From the entries below, copy out all lines holding "サービス".

App and web page records
⁂
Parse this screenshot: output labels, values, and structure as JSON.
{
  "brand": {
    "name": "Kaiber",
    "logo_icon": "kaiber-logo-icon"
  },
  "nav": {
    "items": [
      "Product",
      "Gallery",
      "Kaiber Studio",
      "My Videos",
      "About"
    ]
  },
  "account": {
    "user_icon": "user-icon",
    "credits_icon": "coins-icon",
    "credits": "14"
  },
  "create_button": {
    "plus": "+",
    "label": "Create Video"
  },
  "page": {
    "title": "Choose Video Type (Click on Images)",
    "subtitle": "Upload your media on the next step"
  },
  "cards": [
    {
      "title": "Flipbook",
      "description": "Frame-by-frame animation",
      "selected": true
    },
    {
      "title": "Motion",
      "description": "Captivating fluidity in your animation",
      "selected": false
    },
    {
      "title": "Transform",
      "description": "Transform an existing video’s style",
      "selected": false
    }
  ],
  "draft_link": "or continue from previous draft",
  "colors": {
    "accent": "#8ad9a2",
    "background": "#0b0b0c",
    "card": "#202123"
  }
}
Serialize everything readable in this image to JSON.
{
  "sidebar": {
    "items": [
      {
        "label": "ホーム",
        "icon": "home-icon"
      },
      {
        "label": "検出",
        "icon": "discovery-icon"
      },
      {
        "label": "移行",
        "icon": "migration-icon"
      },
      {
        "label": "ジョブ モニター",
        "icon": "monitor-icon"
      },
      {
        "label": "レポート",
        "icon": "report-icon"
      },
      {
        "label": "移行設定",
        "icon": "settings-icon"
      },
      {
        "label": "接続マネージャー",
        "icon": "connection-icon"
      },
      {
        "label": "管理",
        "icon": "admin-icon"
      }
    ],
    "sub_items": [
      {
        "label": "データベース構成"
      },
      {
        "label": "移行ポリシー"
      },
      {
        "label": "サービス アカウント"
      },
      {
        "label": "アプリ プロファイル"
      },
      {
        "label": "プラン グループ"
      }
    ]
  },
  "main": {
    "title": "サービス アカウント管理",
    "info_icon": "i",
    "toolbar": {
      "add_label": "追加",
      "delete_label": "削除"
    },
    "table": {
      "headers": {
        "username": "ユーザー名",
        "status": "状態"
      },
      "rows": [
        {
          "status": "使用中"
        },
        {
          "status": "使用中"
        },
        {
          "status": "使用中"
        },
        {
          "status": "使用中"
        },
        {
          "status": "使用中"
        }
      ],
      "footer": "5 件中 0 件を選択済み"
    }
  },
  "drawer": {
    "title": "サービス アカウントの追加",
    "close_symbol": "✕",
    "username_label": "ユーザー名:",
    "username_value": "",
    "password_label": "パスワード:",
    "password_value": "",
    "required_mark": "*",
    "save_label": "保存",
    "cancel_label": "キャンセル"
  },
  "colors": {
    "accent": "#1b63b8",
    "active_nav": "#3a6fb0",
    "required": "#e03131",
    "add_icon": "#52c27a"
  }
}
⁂
### Answer section
        "label": "サービス アカウント"
    "title": "サービス アカウント管理",
    "title": "サービス アカウントの追加",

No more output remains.